» Dataset extract
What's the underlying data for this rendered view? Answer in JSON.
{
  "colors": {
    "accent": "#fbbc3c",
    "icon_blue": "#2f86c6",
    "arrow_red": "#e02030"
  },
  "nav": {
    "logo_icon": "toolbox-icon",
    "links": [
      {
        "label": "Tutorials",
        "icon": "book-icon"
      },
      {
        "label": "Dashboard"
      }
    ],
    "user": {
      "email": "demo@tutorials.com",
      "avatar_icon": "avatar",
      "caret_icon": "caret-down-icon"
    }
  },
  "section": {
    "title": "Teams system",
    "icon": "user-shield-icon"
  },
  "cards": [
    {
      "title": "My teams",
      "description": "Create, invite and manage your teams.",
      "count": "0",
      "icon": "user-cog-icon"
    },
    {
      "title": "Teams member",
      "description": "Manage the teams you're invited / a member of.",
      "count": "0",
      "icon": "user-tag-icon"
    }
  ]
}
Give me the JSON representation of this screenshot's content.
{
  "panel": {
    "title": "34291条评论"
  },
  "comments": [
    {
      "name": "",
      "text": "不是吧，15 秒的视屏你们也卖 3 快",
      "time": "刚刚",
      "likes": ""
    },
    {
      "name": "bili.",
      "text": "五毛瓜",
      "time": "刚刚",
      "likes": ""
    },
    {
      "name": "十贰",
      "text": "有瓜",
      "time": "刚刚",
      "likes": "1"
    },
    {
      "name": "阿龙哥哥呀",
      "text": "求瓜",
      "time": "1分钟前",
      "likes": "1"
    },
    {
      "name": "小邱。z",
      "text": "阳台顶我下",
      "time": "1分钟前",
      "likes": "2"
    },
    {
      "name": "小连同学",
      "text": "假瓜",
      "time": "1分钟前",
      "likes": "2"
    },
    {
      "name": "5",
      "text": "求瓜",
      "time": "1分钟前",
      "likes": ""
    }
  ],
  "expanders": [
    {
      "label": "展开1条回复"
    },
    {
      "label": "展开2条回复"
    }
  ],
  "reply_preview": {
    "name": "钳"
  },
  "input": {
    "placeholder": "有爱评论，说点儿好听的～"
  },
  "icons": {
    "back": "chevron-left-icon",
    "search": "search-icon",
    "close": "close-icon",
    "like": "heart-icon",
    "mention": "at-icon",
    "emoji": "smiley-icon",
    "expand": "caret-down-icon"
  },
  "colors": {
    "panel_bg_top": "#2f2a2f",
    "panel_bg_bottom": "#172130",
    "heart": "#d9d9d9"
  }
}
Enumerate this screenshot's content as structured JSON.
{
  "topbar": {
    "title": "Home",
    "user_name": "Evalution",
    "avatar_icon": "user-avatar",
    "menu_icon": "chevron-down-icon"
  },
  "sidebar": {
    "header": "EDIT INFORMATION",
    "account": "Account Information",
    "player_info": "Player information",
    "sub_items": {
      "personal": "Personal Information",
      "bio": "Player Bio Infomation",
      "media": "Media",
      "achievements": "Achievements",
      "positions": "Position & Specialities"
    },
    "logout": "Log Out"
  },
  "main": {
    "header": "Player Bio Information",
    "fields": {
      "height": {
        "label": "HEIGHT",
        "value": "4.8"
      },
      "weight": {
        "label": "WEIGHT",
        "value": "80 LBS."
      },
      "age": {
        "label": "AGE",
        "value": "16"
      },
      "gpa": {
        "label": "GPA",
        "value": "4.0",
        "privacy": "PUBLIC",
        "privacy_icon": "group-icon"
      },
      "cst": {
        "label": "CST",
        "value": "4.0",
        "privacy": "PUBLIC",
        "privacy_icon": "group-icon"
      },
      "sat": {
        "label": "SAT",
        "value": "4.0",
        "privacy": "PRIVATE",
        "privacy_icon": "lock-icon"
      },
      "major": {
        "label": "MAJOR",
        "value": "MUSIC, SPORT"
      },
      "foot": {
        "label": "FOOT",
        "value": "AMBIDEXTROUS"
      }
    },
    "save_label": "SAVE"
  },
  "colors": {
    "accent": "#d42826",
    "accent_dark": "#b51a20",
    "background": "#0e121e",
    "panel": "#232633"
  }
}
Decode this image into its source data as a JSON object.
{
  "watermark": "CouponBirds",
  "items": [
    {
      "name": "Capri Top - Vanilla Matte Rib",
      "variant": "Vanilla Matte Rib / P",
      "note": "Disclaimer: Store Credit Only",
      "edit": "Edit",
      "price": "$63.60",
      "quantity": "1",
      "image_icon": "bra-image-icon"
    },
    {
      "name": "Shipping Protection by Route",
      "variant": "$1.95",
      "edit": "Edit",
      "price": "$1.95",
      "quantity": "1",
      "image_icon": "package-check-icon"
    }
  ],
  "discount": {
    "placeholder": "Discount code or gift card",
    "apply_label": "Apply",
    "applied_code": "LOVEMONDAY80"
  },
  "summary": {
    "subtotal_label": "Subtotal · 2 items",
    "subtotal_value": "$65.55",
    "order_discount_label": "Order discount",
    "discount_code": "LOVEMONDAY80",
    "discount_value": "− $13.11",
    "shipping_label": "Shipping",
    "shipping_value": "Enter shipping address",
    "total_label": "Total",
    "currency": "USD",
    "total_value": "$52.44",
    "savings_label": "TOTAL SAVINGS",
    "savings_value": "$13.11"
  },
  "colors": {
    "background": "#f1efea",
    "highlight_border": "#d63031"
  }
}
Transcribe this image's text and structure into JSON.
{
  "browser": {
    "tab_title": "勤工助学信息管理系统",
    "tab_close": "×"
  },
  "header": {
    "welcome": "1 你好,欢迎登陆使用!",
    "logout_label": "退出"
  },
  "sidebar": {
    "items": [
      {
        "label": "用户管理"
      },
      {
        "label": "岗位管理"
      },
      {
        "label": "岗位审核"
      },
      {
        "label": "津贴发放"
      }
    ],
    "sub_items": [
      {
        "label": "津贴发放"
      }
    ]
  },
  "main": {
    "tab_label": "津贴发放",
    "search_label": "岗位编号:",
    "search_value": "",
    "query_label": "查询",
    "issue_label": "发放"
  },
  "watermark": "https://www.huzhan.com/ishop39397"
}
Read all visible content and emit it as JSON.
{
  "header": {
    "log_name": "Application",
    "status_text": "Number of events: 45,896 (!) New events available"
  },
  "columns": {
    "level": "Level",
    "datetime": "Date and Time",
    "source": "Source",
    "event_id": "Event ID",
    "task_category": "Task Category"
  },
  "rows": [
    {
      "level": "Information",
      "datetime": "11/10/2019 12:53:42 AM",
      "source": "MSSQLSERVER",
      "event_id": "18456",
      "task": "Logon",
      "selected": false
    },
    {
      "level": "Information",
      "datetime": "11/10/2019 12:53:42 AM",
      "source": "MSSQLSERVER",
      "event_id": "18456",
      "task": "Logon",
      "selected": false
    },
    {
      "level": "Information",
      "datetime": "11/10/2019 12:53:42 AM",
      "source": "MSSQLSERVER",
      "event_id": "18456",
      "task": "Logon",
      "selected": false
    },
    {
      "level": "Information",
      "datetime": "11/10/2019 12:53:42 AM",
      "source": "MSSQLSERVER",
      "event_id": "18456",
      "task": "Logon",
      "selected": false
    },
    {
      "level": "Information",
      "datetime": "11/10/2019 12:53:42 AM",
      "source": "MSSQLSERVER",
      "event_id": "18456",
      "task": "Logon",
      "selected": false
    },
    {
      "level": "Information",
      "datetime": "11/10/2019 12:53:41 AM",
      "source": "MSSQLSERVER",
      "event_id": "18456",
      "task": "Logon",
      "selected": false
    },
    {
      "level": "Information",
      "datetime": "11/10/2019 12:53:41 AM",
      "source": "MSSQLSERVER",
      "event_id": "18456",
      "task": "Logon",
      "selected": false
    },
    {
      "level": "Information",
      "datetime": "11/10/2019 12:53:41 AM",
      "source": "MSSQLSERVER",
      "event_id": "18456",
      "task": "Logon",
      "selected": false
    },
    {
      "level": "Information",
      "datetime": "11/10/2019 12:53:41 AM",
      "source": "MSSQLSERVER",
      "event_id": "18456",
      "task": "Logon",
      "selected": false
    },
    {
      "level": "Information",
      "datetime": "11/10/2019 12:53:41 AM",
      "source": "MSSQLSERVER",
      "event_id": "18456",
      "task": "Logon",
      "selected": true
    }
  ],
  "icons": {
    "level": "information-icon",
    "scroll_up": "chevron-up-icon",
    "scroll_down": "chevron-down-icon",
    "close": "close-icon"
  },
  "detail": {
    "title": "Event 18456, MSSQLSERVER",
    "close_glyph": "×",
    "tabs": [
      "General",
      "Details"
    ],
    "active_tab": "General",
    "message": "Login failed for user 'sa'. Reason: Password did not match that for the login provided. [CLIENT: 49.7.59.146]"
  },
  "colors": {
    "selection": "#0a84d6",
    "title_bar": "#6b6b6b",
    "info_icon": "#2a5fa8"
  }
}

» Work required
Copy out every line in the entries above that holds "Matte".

» Exercise output
      "name": "Capri Top - Vanilla Matte Rib",
      "variant": "Vanilla Matte Rib / P",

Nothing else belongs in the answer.